by Peter Mutai
NAIROBI (Xinhua) -- Small scale
farmers in the lower eastern Kenyan county of Makueni have
embraced cultivation of indigenous vegetables as an alternative
to conventional staples like maize, an official has revealed.
Mary Muteti, the Makueni county chief officer for agriculture,
livestock and irrigation, said in a recent interview that due to
the perennial failure of maize that has long been regarded as
the staple in the region, farmers have now abandoned it for
indigenous vegetables and fruits.
"Farmers are at last adapting to climate-smart crops that
they grow for sale and domestic consumption after many years of
abandonment," Muteti told Xinhua.
She said that the movement is gaining ground courtesy of the
Food and Agriculture Organization of the United Nations (FAO)
project that aims at increasing smallholder productivity and
profitability in the semi-arid region.
Muteti observed that promotion of traditional high-nutrient
vegetables through the establishment of kitchen and home gardens
and food preservation is now changing lives of majority who
initially suffered from hunger and poverty due to harsh climatic
"The farmers have finally learnt to tolerate climate change
and are today benefiting unlike the previous years," said Muteti.
She noted the project is succeeding due to the reintroduction
of extension service workers who continue to educate farmers on
proper agronomic practices and food utilization.
The project, she said, is supporting 100 groups with assorted
vegetable seeds - spinach, kales, onions, tomatoes and amaranth
in Makueni and neighboring Kitui and Machakos Counties.
In this region farmers predominantly grow pigeon pea, cowpea
alongside maize and sorghum but maize and sorghum harvests has
been disappointing over the years.
"The traditional vegetables are acting like medicine in my
family as the visits to hospital and purchase of medicine has
reduced," Eunice Manga, a farmer and member of Kithingali
self-help group in Kitui County said.
Manga said that besides consuming the vegetables, she has
been selling the surplus to the market and out of the proceeds
she is managing well in paying fees to her three children.
She noted that the proceeds from her one and quarter acreage
farm has enabled her to pay school fees for her son who has
completed a course on electrical engineering and continue to pay
school fees for her two other children.
For the 52 years Christina Nduku from the water scarce Kyani
village in Kibwezi, Makueni County, she no longer buy vegetables
from the market but produces both for domestic and market.
Nduku who is a member of Kasookwe self help group has been
growing the vegetables since October 2017 and is currently in
her second harvest.
"I am today growing kale, onions, spinach and coliandra as
opposed to sorghum and maize that had previously failed me due
to adverse climate," she said.
David Maundu, also a member of the group, said lessons on
conservation agriculture has helped increase his yield.
"The trainings has enabled us to become self reliant as most
of us no longer purchase vegetables from the market but sell

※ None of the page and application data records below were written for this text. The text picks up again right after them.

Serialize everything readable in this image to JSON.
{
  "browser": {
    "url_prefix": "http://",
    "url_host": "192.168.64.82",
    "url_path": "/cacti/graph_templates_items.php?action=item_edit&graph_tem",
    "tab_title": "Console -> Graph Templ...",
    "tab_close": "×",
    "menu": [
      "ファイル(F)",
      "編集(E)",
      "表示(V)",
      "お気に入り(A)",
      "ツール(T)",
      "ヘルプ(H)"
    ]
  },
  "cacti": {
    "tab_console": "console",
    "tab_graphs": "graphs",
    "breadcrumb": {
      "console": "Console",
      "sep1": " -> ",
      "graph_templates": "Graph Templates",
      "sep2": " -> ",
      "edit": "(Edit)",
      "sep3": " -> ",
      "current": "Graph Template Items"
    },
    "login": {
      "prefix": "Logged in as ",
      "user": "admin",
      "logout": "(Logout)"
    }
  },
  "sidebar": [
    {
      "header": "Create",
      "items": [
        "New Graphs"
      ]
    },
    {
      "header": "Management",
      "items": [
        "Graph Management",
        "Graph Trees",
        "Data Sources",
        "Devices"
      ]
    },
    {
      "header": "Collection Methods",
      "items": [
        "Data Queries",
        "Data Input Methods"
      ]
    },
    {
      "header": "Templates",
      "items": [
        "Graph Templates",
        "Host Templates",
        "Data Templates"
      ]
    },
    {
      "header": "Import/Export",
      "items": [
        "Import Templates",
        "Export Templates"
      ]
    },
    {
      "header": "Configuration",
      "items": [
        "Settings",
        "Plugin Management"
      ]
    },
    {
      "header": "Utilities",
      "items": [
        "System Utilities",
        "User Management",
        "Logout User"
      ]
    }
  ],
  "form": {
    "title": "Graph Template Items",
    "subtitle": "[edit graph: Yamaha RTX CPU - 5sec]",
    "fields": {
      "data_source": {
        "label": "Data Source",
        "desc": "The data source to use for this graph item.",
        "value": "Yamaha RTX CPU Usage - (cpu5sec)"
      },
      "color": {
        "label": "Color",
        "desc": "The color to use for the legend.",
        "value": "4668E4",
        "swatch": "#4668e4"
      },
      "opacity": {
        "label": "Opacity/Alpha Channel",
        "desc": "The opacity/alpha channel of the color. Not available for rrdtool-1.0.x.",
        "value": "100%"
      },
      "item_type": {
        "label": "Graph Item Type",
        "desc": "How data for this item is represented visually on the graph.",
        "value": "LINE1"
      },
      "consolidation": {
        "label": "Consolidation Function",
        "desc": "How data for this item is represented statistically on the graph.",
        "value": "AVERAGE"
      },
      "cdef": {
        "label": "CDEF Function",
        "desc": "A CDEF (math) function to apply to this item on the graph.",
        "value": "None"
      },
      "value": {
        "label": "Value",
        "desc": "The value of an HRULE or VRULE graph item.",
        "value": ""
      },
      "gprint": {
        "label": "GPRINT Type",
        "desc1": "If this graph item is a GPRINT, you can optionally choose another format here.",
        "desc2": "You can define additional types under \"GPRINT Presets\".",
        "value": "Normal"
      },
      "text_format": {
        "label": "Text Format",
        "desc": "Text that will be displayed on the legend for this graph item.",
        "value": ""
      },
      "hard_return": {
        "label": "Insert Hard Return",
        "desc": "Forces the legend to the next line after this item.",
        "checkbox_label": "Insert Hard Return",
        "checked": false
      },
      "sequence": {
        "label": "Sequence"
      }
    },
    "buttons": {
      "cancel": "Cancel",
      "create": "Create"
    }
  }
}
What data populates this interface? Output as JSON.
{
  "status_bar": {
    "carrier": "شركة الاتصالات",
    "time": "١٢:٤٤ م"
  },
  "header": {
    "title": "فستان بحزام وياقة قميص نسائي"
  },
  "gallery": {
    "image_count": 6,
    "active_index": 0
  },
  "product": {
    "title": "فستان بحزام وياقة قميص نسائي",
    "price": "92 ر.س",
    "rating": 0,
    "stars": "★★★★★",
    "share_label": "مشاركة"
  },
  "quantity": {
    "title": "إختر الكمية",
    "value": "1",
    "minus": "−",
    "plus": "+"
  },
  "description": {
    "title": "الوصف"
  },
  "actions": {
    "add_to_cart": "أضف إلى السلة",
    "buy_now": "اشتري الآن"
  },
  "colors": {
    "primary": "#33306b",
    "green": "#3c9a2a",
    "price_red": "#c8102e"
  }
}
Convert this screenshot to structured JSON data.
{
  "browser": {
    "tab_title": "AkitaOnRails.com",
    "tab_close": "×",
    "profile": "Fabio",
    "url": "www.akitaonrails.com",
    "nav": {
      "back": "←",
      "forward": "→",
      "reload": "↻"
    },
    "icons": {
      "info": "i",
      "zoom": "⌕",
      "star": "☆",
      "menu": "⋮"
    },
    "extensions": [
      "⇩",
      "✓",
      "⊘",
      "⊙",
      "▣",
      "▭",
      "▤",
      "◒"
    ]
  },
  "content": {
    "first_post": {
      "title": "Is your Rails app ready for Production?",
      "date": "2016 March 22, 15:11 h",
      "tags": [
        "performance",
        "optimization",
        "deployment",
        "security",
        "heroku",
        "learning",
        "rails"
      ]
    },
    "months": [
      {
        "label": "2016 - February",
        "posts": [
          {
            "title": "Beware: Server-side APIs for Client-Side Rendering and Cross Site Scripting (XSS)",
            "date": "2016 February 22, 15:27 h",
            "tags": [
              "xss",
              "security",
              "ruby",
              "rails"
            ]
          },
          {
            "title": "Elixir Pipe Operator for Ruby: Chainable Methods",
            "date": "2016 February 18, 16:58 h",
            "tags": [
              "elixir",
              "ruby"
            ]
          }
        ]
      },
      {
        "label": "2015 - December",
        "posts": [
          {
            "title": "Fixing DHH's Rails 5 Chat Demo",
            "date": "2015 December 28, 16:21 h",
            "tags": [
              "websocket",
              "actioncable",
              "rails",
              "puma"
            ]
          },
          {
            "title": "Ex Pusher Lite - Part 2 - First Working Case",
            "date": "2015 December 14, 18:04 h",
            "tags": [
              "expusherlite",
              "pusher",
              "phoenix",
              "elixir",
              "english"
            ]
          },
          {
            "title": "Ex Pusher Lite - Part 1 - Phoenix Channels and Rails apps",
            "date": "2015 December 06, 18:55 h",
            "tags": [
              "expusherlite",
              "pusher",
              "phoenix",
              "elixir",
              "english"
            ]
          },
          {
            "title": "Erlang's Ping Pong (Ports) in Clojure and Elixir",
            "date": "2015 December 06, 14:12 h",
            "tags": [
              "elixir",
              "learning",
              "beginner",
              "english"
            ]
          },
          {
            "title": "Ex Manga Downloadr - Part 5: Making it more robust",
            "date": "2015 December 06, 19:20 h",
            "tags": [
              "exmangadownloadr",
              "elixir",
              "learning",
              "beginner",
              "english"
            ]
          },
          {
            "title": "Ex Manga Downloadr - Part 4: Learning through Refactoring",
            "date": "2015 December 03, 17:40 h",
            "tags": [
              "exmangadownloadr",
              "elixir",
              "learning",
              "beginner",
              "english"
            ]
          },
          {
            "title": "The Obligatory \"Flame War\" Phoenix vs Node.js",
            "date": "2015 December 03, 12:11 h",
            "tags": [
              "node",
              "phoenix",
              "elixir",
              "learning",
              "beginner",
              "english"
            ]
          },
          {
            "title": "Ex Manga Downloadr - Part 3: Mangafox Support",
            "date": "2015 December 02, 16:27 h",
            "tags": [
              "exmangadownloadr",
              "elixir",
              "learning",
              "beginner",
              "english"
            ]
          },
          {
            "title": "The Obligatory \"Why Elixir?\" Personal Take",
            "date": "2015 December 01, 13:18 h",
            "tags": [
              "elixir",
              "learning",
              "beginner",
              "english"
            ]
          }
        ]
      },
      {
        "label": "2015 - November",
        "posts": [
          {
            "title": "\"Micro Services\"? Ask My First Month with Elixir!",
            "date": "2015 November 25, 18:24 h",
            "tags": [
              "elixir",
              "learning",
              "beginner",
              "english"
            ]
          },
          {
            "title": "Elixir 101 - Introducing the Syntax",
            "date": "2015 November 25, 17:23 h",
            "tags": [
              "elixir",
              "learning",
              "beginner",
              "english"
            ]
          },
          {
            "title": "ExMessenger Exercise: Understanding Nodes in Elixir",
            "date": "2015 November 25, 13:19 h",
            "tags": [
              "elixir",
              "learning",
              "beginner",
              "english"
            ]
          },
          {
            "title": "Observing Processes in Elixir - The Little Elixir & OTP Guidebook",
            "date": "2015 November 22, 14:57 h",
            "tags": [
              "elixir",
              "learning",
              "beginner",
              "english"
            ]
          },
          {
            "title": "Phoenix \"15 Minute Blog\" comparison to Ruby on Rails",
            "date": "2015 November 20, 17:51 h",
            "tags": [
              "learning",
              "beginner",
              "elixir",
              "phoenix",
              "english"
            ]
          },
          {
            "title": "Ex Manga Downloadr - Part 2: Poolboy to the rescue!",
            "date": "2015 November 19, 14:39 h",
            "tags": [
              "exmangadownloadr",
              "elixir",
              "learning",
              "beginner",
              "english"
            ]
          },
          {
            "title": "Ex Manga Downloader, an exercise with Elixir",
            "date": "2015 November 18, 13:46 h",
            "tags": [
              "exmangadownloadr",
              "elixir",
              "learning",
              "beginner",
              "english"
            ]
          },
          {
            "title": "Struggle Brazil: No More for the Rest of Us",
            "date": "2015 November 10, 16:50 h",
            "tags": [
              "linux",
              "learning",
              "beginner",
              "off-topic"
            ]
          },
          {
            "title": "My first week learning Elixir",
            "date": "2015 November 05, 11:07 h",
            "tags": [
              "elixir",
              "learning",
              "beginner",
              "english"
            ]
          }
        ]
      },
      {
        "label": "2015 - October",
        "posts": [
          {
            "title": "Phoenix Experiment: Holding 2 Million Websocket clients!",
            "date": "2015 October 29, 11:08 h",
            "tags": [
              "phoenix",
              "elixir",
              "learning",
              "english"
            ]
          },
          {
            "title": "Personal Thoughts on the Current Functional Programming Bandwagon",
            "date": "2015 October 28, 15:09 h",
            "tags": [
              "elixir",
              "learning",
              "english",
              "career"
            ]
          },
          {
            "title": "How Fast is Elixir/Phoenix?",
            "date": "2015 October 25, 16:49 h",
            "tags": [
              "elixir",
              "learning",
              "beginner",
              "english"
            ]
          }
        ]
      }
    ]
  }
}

their produce," he said.
Nduku said that the group has become the envy of many
non-members in the locality as they admire our vegetables as
Also not left behind are the 39 members of Kikuu horticulture
farmers group in Kibwezi that grows vegetables in a group and
sells to the outside markets.
The group started from growing vegetables from their kitchen
gardens after being trained by FAO and County government
nutritionists and now doing serious farming along the local
"We initially disliked vegetables and over relied on maize
and sorghum but crop failures has forced us to listen to the
teachings of agriculture officials," Maurice Makaa, the group
Rosemary Kombo who initially had high blood pressure credits
the project for her normal status currently due to the
introduction of indigenous vegetables in her diet.
"I have reduced my sugar salt and oil intake after being
"And to date, I have stopped eating fried eggs and as a
result my health has improved as my weight has drastically
dropped from 120 kilograms to 65 kilograms," she revealed.
Tian Cai, FAO program officer in charge of the project in
Kenya, said that the last 10 months, the project offered 2,500
activities, including trainings to project participants.
Around 8,500 farmers now grow kitchen garden and 16,000
farmers preserve vegetables for their household consumption.
"We plan to reach 80,000 farmers by end of the project in
late 2019 that will benefit from the diversification of diets
and importance of balanced diets feeding of different categories
of people - children and the elderly.
So far, she said the project has reached 40,000 farmers in
the four counties while many more farmers are yet to form groups
but are busy adapting the technologies that include sunken beds,
nylon mulched beds, pits and mobile sacks.
Tian said that the 6.9 million U.S. dollars project aimed at
increasing smallholder productivity and profitability to
increase farmers’ nutrition status by improves their access and
consumption of nutritious food.